The scandals involving Harvey Weinstein, Silicon Valley and Fox News have shone a spotlight on corporate tolerance of sexual harassment by executives. The U.S. Supreme Court recognized people could sue for such harassment more than 30 years ago. But at least 25 percentof women say that they are still harassed in the workplace. So, why does sexual harassment persist? A surprising part of the story lies with federal judges. Despite coverage under the law, when an employee alleges sexual harassment, a judge will likely dismiss the case.
Let’s look at the facts of some dismissed cases: co-workers and a supervisor engaged in conduct toward a female employee, such as making comments about the worker’s breasts, requesting to lick whipped cream and wine off of her, and rubbing her shoulder, arms and rear end; a supervisor asked a female worker to go to hotel room and spend the night with him, asked her for a sexual favor, constantly referred to her as “Babe,” and unzipped his pants and moved the zipper up and down in front of her; a supervisor told a worker she had been voted the sleekest posterior in the office and on another occasion deliberately touched her breasts with some papers he held in his hands.
In deciding whether to dismiss a case, a judge examines the paper records of the evidence — a written account of what the witnesses will say and relevant documents. Using this information, if the judge thinks a reasonable jury could not find for the employee, then the case is dismissed. When employers request dismissal of discrimination claims, including harassment claims, more than 70 percent are dismissed in whole or in part, according to a 2007 federal study.
This high dismissal rate should give us pause to consider whether judges are making the right decisions. Judges are not supposed to dismiss cases based on their own opinions of the evidence. But, their own opinions are all they have, and a judge’s opinion may differ from a jury’s. A 2015 Columbia Law Review study showed this. It examined cases where judges dismissed cases, appellate courts subsequently reversed those decisions, and juries ultimately tried the cases. In 25 percent of these cases, juries decided the opposite of what the trial judge had said the jury could find.
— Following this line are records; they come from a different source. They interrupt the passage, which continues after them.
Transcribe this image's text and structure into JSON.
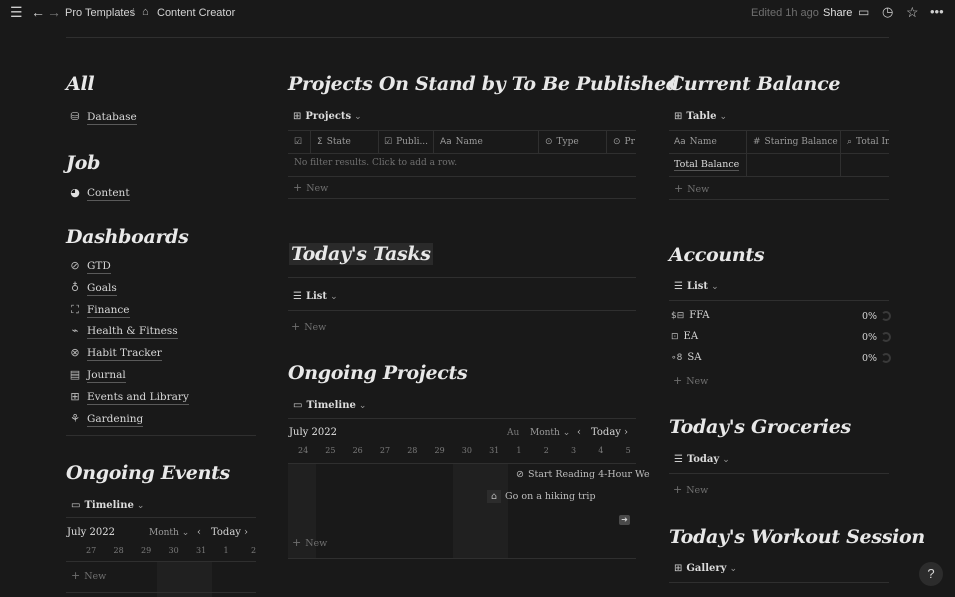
{
  "topbar": {
    "crumb_parent": "Pro Templates",
    "crumb_sep": "/",
    "crumb_current": "Content Creator",
    "edited": "Edited 1h ago",
    "share": "Share"
  },
  "left": {
    "all_title": "All",
    "all_items": [
      {
        "label": "Database",
        "icon": "database-icon"
      }
    ],
    "job_title": "Job",
    "job_items": [
      {
        "label": "Content",
        "icon": "content-icon"
      }
    ],
    "dash_title": "Dashboards",
    "dash_items": [
      {
        "label": "GTD",
        "icon": "check-circle-icon"
      },
      {
        "label": "Goals",
        "icon": "award-icon"
      },
      {
        "label": "Finance",
        "icon": "nodes-icon"
      },
      {
        "label": "Health & Fitness",
        "icon": "pulse-icon"
      },
      {
        "label": "Habit Tracker",
        "icon": "compass-icon"
      },
      {
        "label": "Journal",
        "icon": "book-icon"
      },
      {
        "label": "Events and Library",
        "icon": "grid-icon"
      },
      {
        "label": "Gardening",
        "icon": "plant-icon"
      }
    ],
    "events_title": "Ongoing Events",
    "events_view": "Timeline",
    "events_month": "July 2022",
    "events_scale": "Month",
    "events_today": "Today",
    "events_days": [
      "27",
      "28",
      "29",
      "30",
      "31",
      "1",
      "2"
    ],
    "events_new": "New"
  },
  "middle": {
    "projects_title": "Projects On Stand by To Be Published",
    "projects_view": "Projects",
    "projects_cols": [
      "State",
      "Publi...",
      "Name",
      "Type",
      "Pr"
    ],
    "projects_empty": "No filter results. Click to add a row.",
    "projects_new": "New",
    "tasks_title": "Today's Tasks",
    "tasks_view": "List",
    "tasks_new": "New",
    "ongoing_title": "Ongoing Projects",
    "ongoing_view": "Timeline",
    "ongoing_month": "July 2022",
    "ongoing_aug": "Au",
    "ongoing_scale": "Month",
    "ongoing_today": "Today",
    "ongoing_days": [
      "24",
      "25",
      "26",
      "27",
      "28",
      "29",
      "30",
      "31",
      "1",
      "2",
      "3",
      "4",
      "5"
    ],
    "ongoing_card1": "Start Reading 4-Hour We",
    "ongoing_card2": "Go on a hiking trip",
    "ongoing_new": "New"
  },
  "right": {
    "balance_title": "Current Balance",
    "balance_view": "Table",
    "balance_cols": [
      "Name",
      "Staring Balance",
      "Total In"
    ],
    "balance_row": "Total Balance",
    "balance_new": "New",
    "accounts_title": "Accounts",
    "accounts_view": "List",
    "accounts": [
      {
        "label": "FFA",
        "pct": "0%"
      },
      {
        "label": "EA",
        "pct": "0%"
      },
      {
        "label": "SA",
        "pct": "0%"
      }
    ],
    "accounts_new": "New",
    "groceries_title": "Today's Groceries",
    "groceries_view": "Today",
    "groceries_new": "New",
    "workout_title": "Today's Workout Session",
    "workout_view": "Gallery"
  },
  "help": "?"
}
For structural reasons, judges are more likely than juries to reject claims of sexual harassment. First, the judiciary is not as diverse as the general population. For example, most federal judges are men — people whom studies often show are not as empathetic toward claims such as sexual harassment. Many federal judges also come from privileged backgrounds, possibly viewing situations differently than many people from the community. Second, most judges — unlike jurors — do not deliberate together and thus will not consider different perspectives. Third, judges are subject to pressures to dismiss cases. They must report the number of requests for dismissal that they have not decided, and unsurprisingly more dismissals occur when those reports are due. Finally, judges may want higher positions in the judiciary or elsewhere, which can influence their decisions.
Sexual harassment is only part of the story.
Courts also regularly dismiss horrific cases of racial harassment. An example includes where: plaintiff testified he saw displays of the rebel flag on tool boxes and hard hats, the letters “KKK” on a bathroom wall and on a block-saw console, and a noose in another employee’s locker; another supervisor told him that if he looked at “that white girl” he would “cut” him; another supervisor called him “black boy” on one occasion.
More than 25,000 charges of workplace harassment are filed with the Equal Employment Opportunity Commission each year.
The founders thought judges could not fairly decide cases like this, and consequently, vested juries — not judges — with decision-making authority.
If a shift to juries were to occur, then the sexual harassment that persists in companies will be subject to more public exposure and perhaps less of this bad corporate behavior will be tolerated in the future.
Suja A. Thomas is a professor of law at the University of Illinois College of Law. She has co-authored “Unequal: How America’s Courts Undermine Discrimination Law” with Sandra Sperino (Oxford University Press, 2017). David Lopez is the former general counsel of the Equal Employment Opportunity Commission and a partner at Outten and Golden, in Washington, D.C.